With the New Orleans Saints' player suspensions overturned Tuesday on appeal, the case moved into the blame phase Wednesday.
Saints quarterback Drew Brees lashed out at commissioner Roger Goodell for issuing the initial player punishments that wound up being lifted by former commissioner Paul Tagliabue.
Meanwhile, according to numerous reports that cite the Associated Press, including one on NFL Network from New Orleans, former Saints defensive coordinator Gregg Williams pointed the finger of blame at his former colleague, Joe Vitt, for the continuation of the team's bounty program.
Williams reportedly told Tagliabue he tried to convince his fellow coaches to stop the system of payments for targeting opposing players for injuries or hard hits, but that Vitt forcefully disagreed.
Brees told NFL.com that Williams and alleged whistleblower Mike Cerullo were merely "disgruntled employees."
Credibility was a popular topic at the Saints' facility.
"Right now, the league office and commissioner Goodell have very little to no credibility with us as players and some of the fans," Brees said. "The NFL, through this whole process, including commissioner Goodell, has been all about an outcome as opposed to a fair process. That's what we fought for. Finally, we got that.
"What I'd like to see is a level of accountability on the part of the NFL and commissioner Goodell in regards to the mishandling of this entire situation. We as players are held to a strict code of conduct both on and off the field, and we have to be held accountable to that, as it should be. And I think they should be held to the same standard."
Goodell didn't directly respond to Brees' attack, but he expressed his disappointment with Tagliabue overturning the suspensions.
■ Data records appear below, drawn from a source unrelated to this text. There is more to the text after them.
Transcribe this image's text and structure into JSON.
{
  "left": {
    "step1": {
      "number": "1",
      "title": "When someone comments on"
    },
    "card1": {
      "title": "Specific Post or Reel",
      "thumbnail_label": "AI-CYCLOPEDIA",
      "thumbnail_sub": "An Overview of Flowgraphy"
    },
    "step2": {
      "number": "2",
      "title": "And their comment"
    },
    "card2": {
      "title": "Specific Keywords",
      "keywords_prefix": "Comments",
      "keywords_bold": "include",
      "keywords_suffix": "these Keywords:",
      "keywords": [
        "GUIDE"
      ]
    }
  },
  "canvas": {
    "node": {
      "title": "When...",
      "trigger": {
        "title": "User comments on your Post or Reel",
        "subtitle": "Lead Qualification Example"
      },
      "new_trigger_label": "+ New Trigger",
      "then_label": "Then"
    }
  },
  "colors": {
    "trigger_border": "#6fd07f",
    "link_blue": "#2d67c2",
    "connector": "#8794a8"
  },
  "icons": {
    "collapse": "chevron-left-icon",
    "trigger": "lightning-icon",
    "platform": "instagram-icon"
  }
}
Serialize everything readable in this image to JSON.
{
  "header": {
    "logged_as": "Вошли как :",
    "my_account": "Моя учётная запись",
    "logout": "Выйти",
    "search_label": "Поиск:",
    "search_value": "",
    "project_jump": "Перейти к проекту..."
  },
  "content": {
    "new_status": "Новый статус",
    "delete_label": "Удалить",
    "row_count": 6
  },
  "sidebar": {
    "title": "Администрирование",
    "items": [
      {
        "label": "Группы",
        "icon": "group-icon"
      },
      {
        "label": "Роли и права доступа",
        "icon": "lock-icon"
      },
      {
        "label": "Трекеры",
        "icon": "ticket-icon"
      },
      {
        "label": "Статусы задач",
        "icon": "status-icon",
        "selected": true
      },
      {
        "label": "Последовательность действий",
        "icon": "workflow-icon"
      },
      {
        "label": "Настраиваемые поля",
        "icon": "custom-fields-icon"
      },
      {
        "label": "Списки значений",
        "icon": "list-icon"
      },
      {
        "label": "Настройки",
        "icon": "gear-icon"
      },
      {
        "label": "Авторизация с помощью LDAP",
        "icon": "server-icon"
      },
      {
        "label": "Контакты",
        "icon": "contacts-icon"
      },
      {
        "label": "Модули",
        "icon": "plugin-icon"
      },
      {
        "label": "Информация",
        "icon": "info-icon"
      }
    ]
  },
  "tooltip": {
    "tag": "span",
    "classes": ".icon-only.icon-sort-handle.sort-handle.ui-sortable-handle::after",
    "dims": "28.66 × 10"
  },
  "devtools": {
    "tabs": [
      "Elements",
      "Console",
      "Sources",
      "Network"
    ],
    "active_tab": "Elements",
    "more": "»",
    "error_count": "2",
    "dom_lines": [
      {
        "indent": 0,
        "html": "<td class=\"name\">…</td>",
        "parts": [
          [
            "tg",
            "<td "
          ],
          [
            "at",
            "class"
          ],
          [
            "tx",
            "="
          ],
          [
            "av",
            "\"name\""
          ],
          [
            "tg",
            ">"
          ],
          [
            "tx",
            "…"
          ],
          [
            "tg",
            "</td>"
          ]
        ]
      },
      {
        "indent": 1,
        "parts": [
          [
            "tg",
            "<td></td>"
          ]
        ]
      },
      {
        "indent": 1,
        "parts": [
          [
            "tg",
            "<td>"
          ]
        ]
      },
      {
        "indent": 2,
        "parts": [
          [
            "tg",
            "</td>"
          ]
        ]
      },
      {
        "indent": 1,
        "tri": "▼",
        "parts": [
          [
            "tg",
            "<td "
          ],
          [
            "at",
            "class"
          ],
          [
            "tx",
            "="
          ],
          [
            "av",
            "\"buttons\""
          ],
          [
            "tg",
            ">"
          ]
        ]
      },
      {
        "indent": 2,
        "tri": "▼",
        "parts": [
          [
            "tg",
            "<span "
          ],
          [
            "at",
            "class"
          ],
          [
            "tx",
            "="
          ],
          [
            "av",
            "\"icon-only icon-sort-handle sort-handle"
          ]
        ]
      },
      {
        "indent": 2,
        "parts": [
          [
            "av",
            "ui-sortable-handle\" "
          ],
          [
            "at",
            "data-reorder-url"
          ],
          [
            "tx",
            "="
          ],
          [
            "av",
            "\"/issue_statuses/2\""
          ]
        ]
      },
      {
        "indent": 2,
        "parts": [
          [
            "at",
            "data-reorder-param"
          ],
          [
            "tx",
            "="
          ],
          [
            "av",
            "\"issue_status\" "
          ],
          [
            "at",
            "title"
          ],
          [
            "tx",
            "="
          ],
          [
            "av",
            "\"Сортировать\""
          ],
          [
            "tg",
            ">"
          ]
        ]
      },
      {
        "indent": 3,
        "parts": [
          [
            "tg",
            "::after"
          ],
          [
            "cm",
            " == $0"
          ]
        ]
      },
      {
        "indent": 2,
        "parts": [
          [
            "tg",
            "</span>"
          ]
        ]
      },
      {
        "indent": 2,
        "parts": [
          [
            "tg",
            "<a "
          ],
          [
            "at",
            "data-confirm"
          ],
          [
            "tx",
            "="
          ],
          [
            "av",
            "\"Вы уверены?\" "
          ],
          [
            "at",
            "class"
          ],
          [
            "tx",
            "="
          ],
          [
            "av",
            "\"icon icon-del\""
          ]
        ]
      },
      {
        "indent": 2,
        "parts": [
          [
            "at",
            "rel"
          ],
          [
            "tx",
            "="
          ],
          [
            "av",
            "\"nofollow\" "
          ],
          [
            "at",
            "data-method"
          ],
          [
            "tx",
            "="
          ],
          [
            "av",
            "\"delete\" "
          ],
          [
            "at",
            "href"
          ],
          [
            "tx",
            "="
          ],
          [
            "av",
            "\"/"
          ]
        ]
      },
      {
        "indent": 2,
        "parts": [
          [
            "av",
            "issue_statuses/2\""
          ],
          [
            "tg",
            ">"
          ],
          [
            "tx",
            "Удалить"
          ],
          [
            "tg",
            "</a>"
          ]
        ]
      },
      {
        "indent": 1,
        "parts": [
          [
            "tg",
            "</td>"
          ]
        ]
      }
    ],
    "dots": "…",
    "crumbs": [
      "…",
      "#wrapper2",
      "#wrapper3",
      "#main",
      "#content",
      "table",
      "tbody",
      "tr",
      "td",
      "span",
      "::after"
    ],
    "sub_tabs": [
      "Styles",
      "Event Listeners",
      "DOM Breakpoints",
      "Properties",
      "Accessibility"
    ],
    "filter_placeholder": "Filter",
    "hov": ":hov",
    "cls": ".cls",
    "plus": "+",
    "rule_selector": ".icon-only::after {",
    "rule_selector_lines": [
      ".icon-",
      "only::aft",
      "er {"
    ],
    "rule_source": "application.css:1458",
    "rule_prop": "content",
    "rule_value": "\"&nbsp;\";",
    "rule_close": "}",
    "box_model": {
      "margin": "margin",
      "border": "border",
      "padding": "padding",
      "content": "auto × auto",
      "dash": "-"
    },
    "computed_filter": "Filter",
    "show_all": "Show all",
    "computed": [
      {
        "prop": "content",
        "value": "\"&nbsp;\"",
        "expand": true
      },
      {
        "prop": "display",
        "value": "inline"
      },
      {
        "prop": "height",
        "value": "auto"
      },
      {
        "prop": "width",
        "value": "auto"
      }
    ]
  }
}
Speaking at the league's owners meeting in Irving, Texas, Goodell said, "I think his report made it quite clear, that he holds the management and the coaches responsible. My personal view is I hold everyone responsible. We have to have a personal responsibility here. Player health and safety is an important issue in this league, and it's going to take everyone. ... I fundamentally disagree that this is something that lies just with coaches and management.
"I think when there's conduct detrimental, there should be associated discipline with that, and that's where we disagree. But I respect his decision and we're moving on."
Goodell added that he has begun talking with Sean Payton about the exiled New Orleans head coach's reinstatement. Payton is serving a one-year suspension. Goodell wouldn't say whether Payton's punishment would be shortened.
Payton's previous contract was voided by the league, but Goodell wouldn't confirm whether the coach would be free to sign with another team upon his reinstatement.
Vitt, speaking before Williams' accusation was reported, wouldn't comment on the ruling, saying only he felt good for the players.
Williams is serving an indefinite suspension from the league. He left the Saints for the St. Louis Rams before he received his ban.
Vitt sat out six games as punishment in the case, then took over as interim head coach in place of Payton.
Tagliabue overturned the suspensions of Jonathan Vilma, Will Smith, Anthony Hargrove and Scott Fujita, placing blame for the bounty system on the coaching staff instead of the players.